**About this task:**
Look through the records below for lines containing the string "JSON", and report how many there are, nothing else.

**Records from a collection:**
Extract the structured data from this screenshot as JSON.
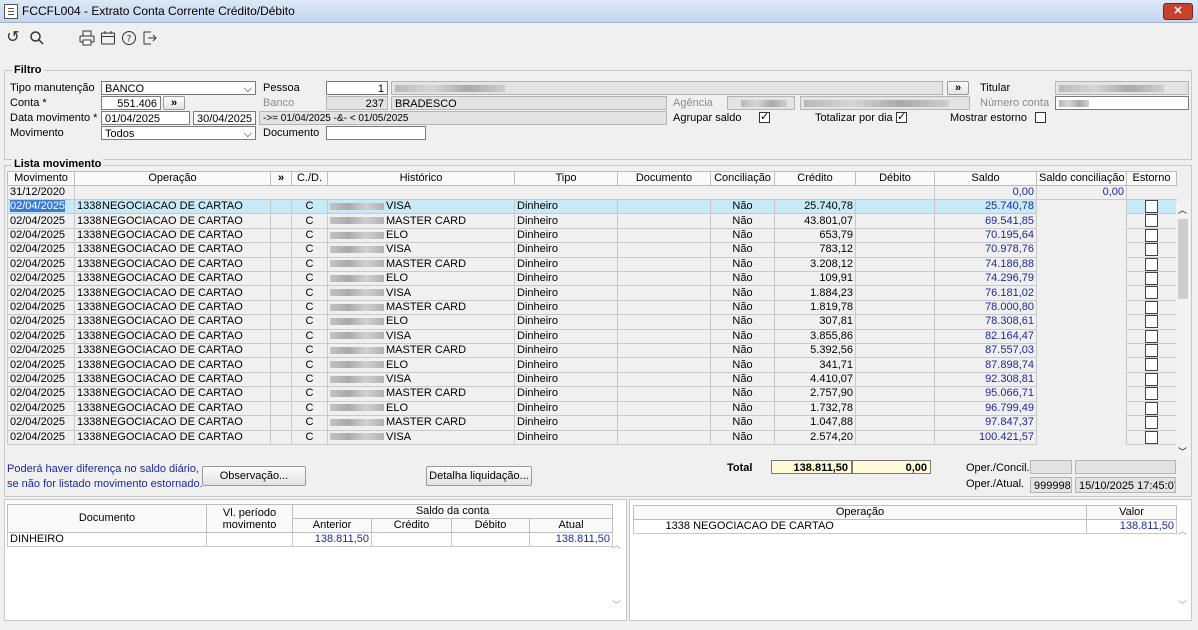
{
  "window": {
    "title": "FCCFL004 - Extrato Conta Corrente Crédito/Débito",
    "close": "✕"
  },
  "toolbar": {
    "icons": [
      "undo-icon",
      "search-icon",
      "print-icon",
      "calendar-icon",
      "help-icon",
      "exit-icon"
    ]
  },
  "filtro": {
    "title": "Filtro",
    "tipo_manutencao_label": "Tipo manutenção",
    "tipo_manutencao_value": "BANCO",
    "conta_label": "Conta *",
    "conta_value": "551.406",
    "arrow": "»",
    "data_mov_label": "Data movimento *",
    "data_ini": "01/04/2025",
    "data_fim": "30/04/2025",
    "data_expr": "->= 01/04/2025 -&- < 01/05/2025",
    "movimento_label": "Movimento",
    "movimento_value": "Todos",
    "pessoa_label": "Pessoa",
    "pessoa_value": "1",
    "banco_label": "Banco",
    "banco_code": "237",
    "banco_name": "BRADESCO",
    "documento_label": "Documento",
    "documento_value": "",
    "agencia_label": "Agência",
    "titular_label": "Titular",
    "numero_conta_label": "Número conta",
    "agrupar_label": "Agrupar saldo",
    "agrupar_checked": true,
    "totalizar_label": "Totalizar por dia",
    "totalizar_checked": true,
    "estorno_label": "Mostrar estorno",
    "estorno_checked": false
  },
  "lista": {
    "title": "Lista movimento",
    "headers": [
      "Movimento",
      "Operação",
      "»",
      "C./D.",
      "Histórico",
      "Tipo",
      "Documento",
      "Conciliação",
      "Crédito",
      "Débito",
      "Saldo",
      "Saldo conciliação",
      "Estorno"
    ],
    "opening": {
      "date": "31/12/2020",
      "saldo": "0,00",
      "saldo_conc": "0,00"
    },
    "rows": [
      {
        "date": "02/04/2025",
        "op": "1338",
        "op_name": "NEGOCIACAO DE CARTAO",
        "cd": "C",
        "hist": "VISA",
        "tipo": "Dinheiro",
        "conc": "Não",
        "credito": "25.740,78",
        "saldo": "25.740,78"
      },
      {
        "date": "02/04/2025",
        "op": "1338",
        "op_name": "NEGOCIACAO DE CARTAO",
        "cd": "C",
        "hist": "MASTER CARD",
        "tipo": "Dinheiro",
        "conc": "Não",
        "credito": "43.801,07",
        "saldo": "69.541,85"
      },
      {
        "date": "02/04/2025",
        "op": "1338",
        "op_name": "NEGOCIACAO DE CARTAO",
        "cd": "C",
        "hist": "ELO",
        "tipo": "Dinheiro",
        "conc": "Não",
        "credito": "653,79",
        "saldo": "70.195,64"
      },
      {
        "date": "02/04/2025",
        "op": "1338",
        "op_name": "NEGOCIACAO DE CARTAO",
        "cd": "C",
        "hist": "VISA",
        "tipo": "Dinheiro",
        "conc": "Não",
        "credito": "783,12",
        "saldo": "70.978,76"
      },
      {
        "date": "02/04/2025",
        "op": "1338",
        "op_name": "NEGOCIACAO DE CARTAO",
        "cd": "C",
        "hist": "MASTER CARD",
        "tipo": "Dinheiro",
        "conc": "Não",
        "credito": "3.208,12",
        "saldo": "74.186,88"
      },
      {
        "date": "02/04/2025",
        "op": "1338",
        "op_name": "NEGOCIACAO DE CARTAO",
        "cd": "C",
        "hist": "ELO",
        "tipo": "Dinheiro",
        "conc": "Não",
        "credito": "109,91",
        "saldo": "74.296,79"
      },
      {
        "date": "02/04/2025",
        "op": "1338",
        "op_name": "NEGOCIACAO DE CARTAO",
        "cd": "C",
        "hist": "VISA",
        "tipo": "Dinheiro",
        "conc": "Não",
        "credito": "1.884,23",
        "saldo": "76.181,02"
      },
      {
        "date": "02/04/2025",
        "op": "1338",
        "op_name": "NEGOCIACAO DE CARTAO",
        "cd": "C",
        "hist": "MASTER CARD",
        "tipo": "Dinheiro",
        "conc": "Não",
        "credito": "1.819,78",
        "saldo": "78.000,80"
      },
      {
        "date": "02/04/2025",
        "op": "1338",
        "op_name": "NEGOCIACAO DE CARTAO",
        "cd": "C",
        "hist": "ELO",
        "tipo": "Dinheiro",
        "conc": "Não",
        "credito": "307,81",
        "saldo": "78.308,61"
      },
      {
        "date": "02/04/2025",
        "op": "1338",
        "op_name": "NEGOCIACAO DE CARTAO",
        "cd": "C",
        "hist": "VISA",
        "tipo": "Dinheiro",
        "conc": "Não",
        "credito": "3.855,86",
        "saldo": "82.164,47"
      },
      {
        "date": "02/04/2025",
        "op": "1338",
        "op_name": "NEGOCIACAO DE CARTAO",
        "cd": "C",
        "hist": "MASTER CARD",
        "tipo": "Dinheiro",
        "conc": "Não",
        "credito": "5.392,56",
        "saldo": "87.557,03"
      },
      {
        "date": "02/04/2025",
        "op": "1338",
        "op_name": "NEGOCIACAO DE CARTAO",
        "cd": "C",
        "hist": "ELO",
        "tipo": "Dinheiro",
        "conc": "Não",
        "credito": "341,71",
        "saldo": "87.898,74"
      },
      {
        "date": "02/04/2025",
        "op": "1338",
        "op_name": "NEGOCIACAO DE CARTAO",
        "cd": "C",
        "hist": "VISA",
        "tipo": "Dinheiro",
        "conc": "Não",
        "credito": "4.410,07",
        "saldo": "92.308,81"
      },
      {
        "date": "02/04/2025",
        "op": "1338",
        "op_name": "NEGOCIACAO DE CARTAO",
        "cd": "C",
        "hist": "MASTER CARD",
        "tipo": "Dinheiro",
        "conc": "Não",
        "credito": "2.757,90",
        "saldo": "95.066,71"
      },
      {
        "date": "02/04/2025",
        "op": "1338",
        "op_name": "NEGOCIACAO DE CARTAO",
        "cd": "C",
        "hist": "ELO",
        "tipo": "Dinheiro",
        "conc": "Não",
        "credito": "1.732,78",
        "saldo": "96.799,49"
      },
      {
        "date": "02/04/2025",
        "op": "1338",
        "op_name": "NEGOCIACAO DE CARTAO",
        "cd": "C",
        "hist": "MASTER CARD",
        "tipo": "Dinheiro",
        "conc": "Não",
        "credito": "1.047,88",
        "saldo": "97.847,37"
      },
      {
        "date": "02/04/2025",
        "op": "1338",
        "op_name": "NEGOCIACAO DE CARTAO",
        "cd": "C",
        "hist": "VISA",
        "tipo": "Dinheiro",
        "conc": "Não",
        "credito": "2.574,20",
        "saldo": "100.421,57"
      }
    ],
    "note_line1": "Poderá haver diferença no saldo diário,",
    "note_line2": "se não for listado movimento estornado.",
    "btn_observacao": "Observação...",
    "btn_detalha": "Detalha liquidação...",
    "total_label": "Total",
    "total_credito": "138.811,50",
    "total_debito": "0,00",
    "oper_concil_label": "Oper./Concil.",
    "oper_atual_label": "Oper./Atual.",
    "oper_atual_code": "999998",
    "oper_atual_ts": "15/10/2025 17:45:07"
  },
  "resumo": {
    "h_documento": "Documento",
    "h_vl_periodo_1": "Vl. período",
    "h_vl_periodo_2": "movimento",
    "h_saldo_conta": "Saldo da conta",
    "h_anterior": "Anterior",
    "h_credito": "Crédito",
    "h_debito": "Débito",
    "h_atual": "Atual",
    "row": {
      "documento": "DINHEIRO",
      "anterior": "138.811,50",
      "atual": "138.811,50"
    }
  },
  "operacao_panel": {
    "h_operacao": "Operação",
    "h_valor": "Valor",
    "row": {
      "code": "1338",
      "name": "NEGOCIACAO DE CARTAO",
      "valor": "138.811,50"
    }
  }
}
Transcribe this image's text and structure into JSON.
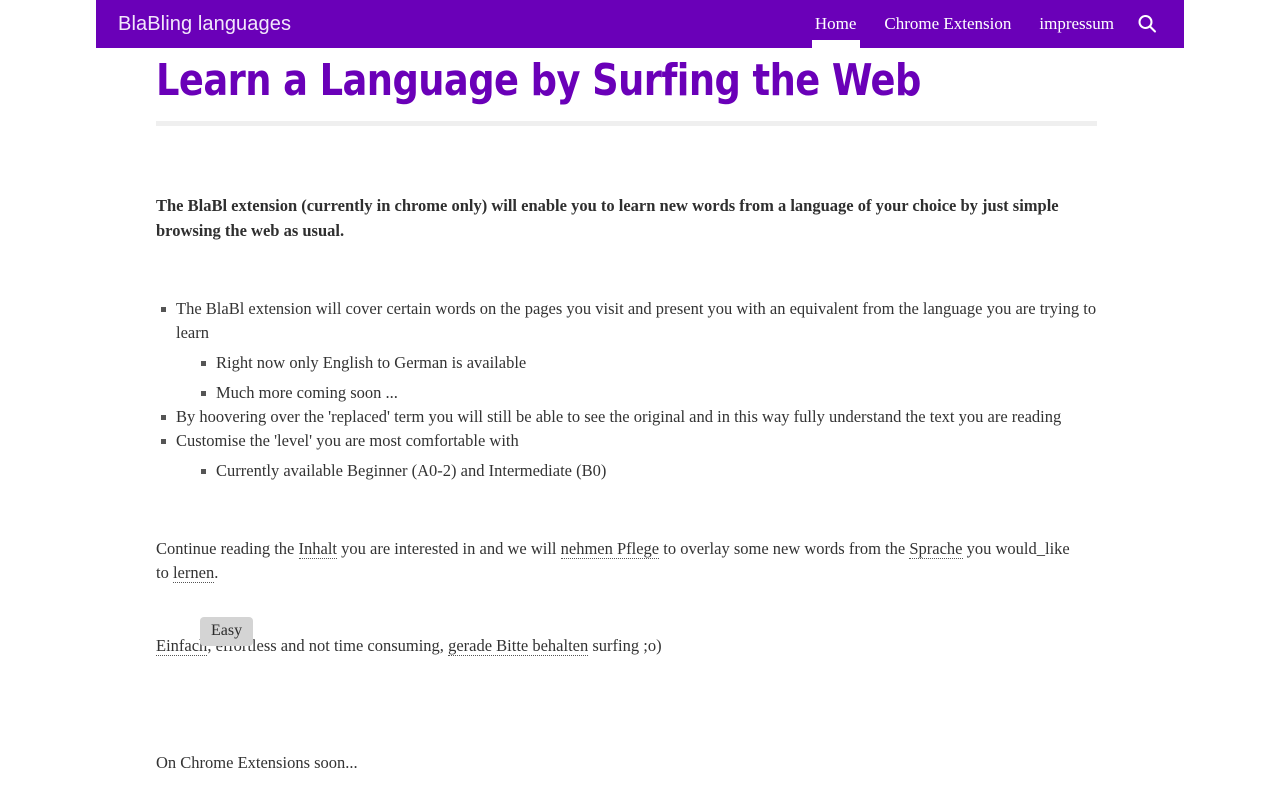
{
  "header": {
    "brand": "BlaBling languages",
    "background_color": "#6a00b8",
    "nav": [
      {
        "label": "Home",
        "active": true
      },
      {
        "label": "Chrome Extension",
        "active": false
      },
      {
        "label": "impressum",
        "active": false
      }
    ],
    "search_icon": "search-icon"
  },
  "page": {
    "title": "Learn a Language by Surfing the Web",
    "title_color": "#6a00b8",
    "intro": "The BlaBl extension (currently in chrome only) will enable you to learn new words from a language of your choice by just simple browsing the web as usual.",
    "features": [
      {
        "text": "The BlaBl extension will cover certain words on the pages you visit and present you with an equivalent from the language you are trying to learn",
        "children": [
          "Right now only English to German is available",
          "Much more coming soon ..."
        ]
      },
      {
        "text": "By hoovering over the 'replaced' term you will still be able to see the original and in this way fully understand the text you are reading",
        "children": []
      },
      {
        "text": "Customise the 'level' you are most comfortable with",
        "children": [
          "Currently available Beginner (A0-2) and Intermediate (B0)"
        ]
      }
    ],
    "continue_paragraph": {
      "part1": "Continue reading the ",
      "word1": "Inhalt",
      "part2": " you are interested in and we will ",
      "word2": "nehmen Pflege",
      "part3": " to overlay some new words from the ",
      "word3": "Sprache",
      "part4": " you would_like to ",
      "word4": "lernen",
      "part5": "."
    },
    "tooltip": {
      "text": "Easy",
      "background_color": "#d4d4d4"
    },
    "easy_paragraph": {
      "word1": "Einfach",
      "part1": ", effortless and not time consuming, ",
      "word2": "gerade Bitte behalten",
      "part2": " surfing ;o)"
    },
    "footer_note": "On Chrome Extensions soon..."
  }
}
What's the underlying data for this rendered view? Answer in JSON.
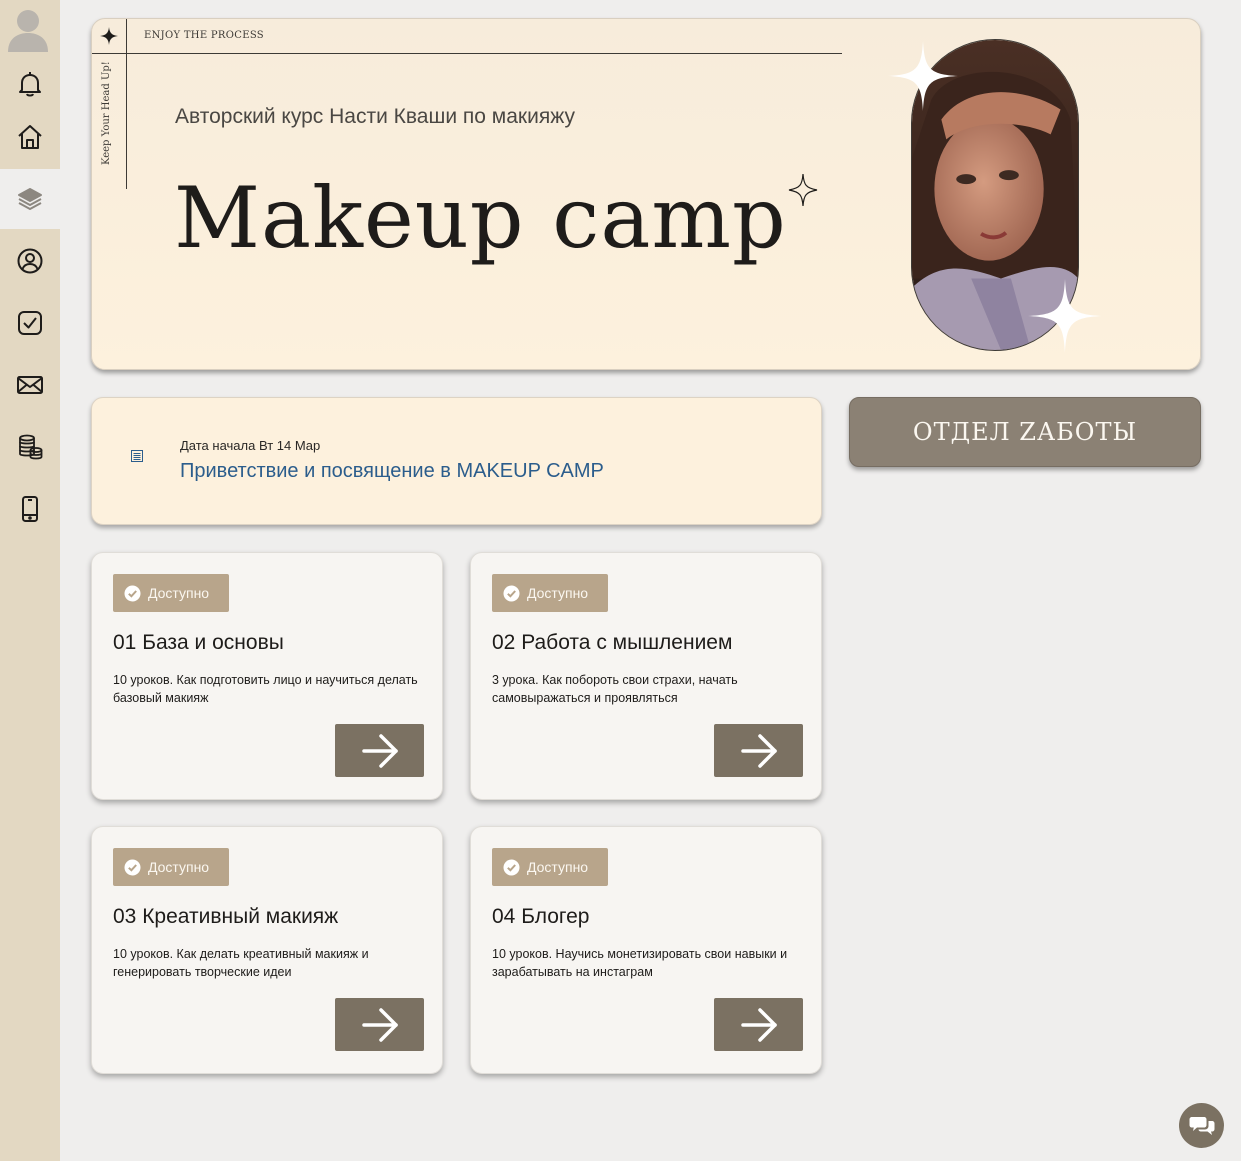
{
  "sidebar": {
    "items": [
      {
        "name": "bell-icon"
      },
      {
        "name": "home-icon"
      },
      {
        "name": "layers-icon",
        "active": true
      },
      {
        "name": "user-circle-icon"
      },
      {
        "name": "checkbox-icon"
      },
      {
        "name": "mail-icon"
      },
      {
        "name": "coins-icon"
      },
      {
        "name": "phone-icon"
      }
    ]
  },
  "hero": {
    "tagline": "ENJOY THE PROCESS",
    "vertical_text": "Keep Your Head Up!",
    "subtitle": "Авторский курс Насти Кваши по макияжу",
    "title": "Makeup camp"
  },
  "info": {
    "date": "Дата начала Вт 14 Мар",
    "link": "Приветствие и посвящение в MAKEUP CAMP"
  },
  "care_button": "OTДЕЛ ZАБОТЫ",
  "modules": [
    {
      "badge": "Доступно",
      "title": "01 База и основы",
      "desc": "10 уроков. Как подготовить лицо и научиться делать базовый макияж"
    },
    {
      "badge": "Доступно",
      "title": "02 Работа с мышлением",
      "desc": "3 урока. Как побороть свои страхи, начать самовыражаться и проявляться"
    },
    {
      "badge": "Доступно",
      "title": "03 Креативный макияж",
      "desc": "10 уроков. Как делать креативный макияж и генерировать творческие идеи"
    },
    {
      "badge": "Доступно",
      "title": "04 Блогер",
      "desc": "10 уроков. Научись монетизировать свои навыки и зарабатывать на инстаграм"
    }
  ],
  "colors": {
    "sidebar": "#e3d8c2",
    "hero_bg": "#fdf1dd",
    "accent": "#7b7162",
    "badge": "#b8a58b",
    "link": "#2b5d8c"
  }
}
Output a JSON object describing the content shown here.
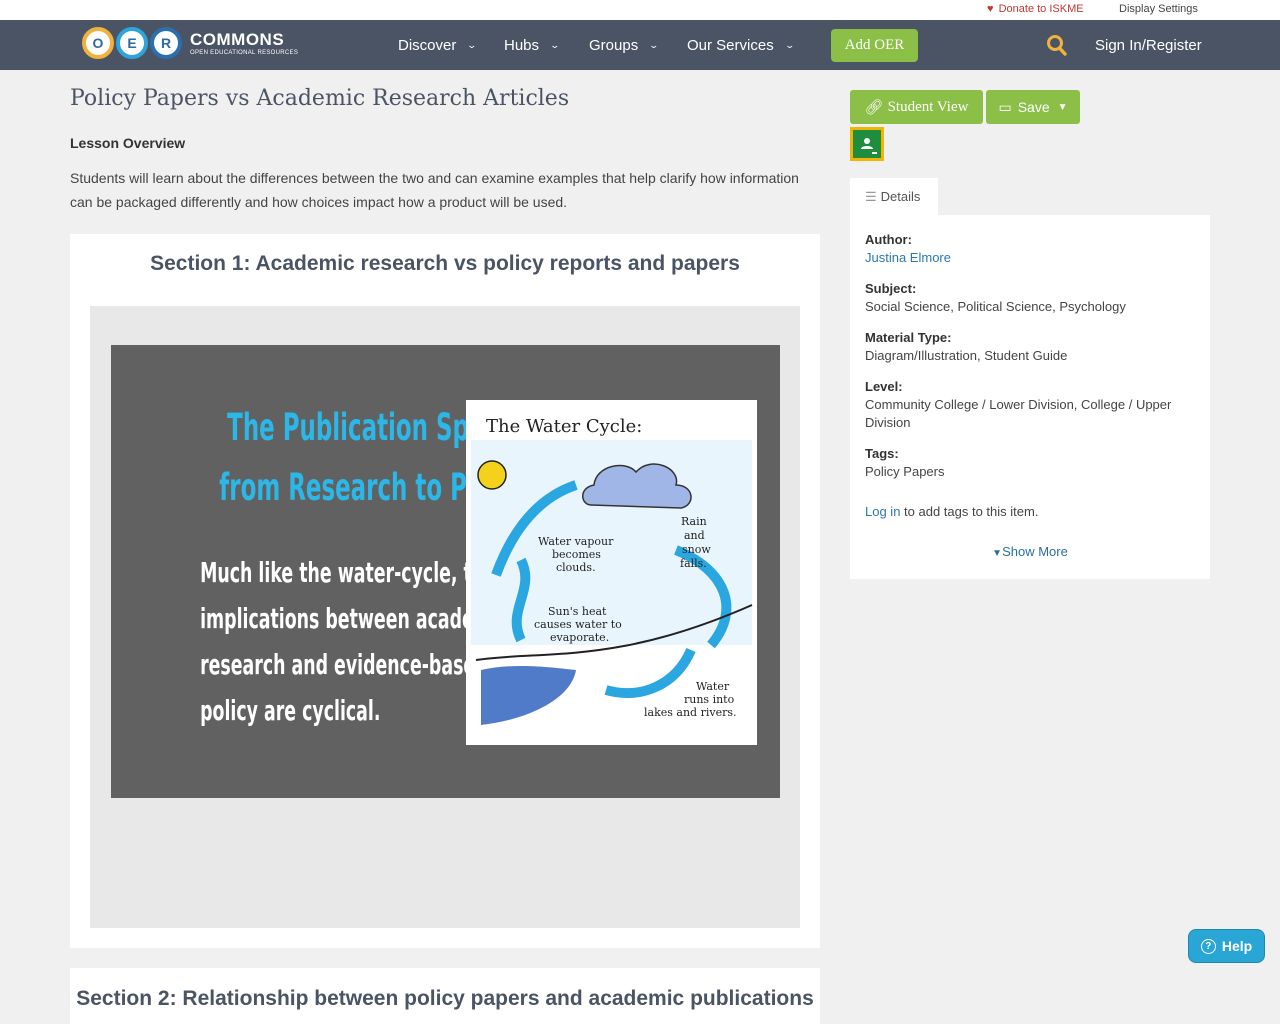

**Solution for this problem:**
4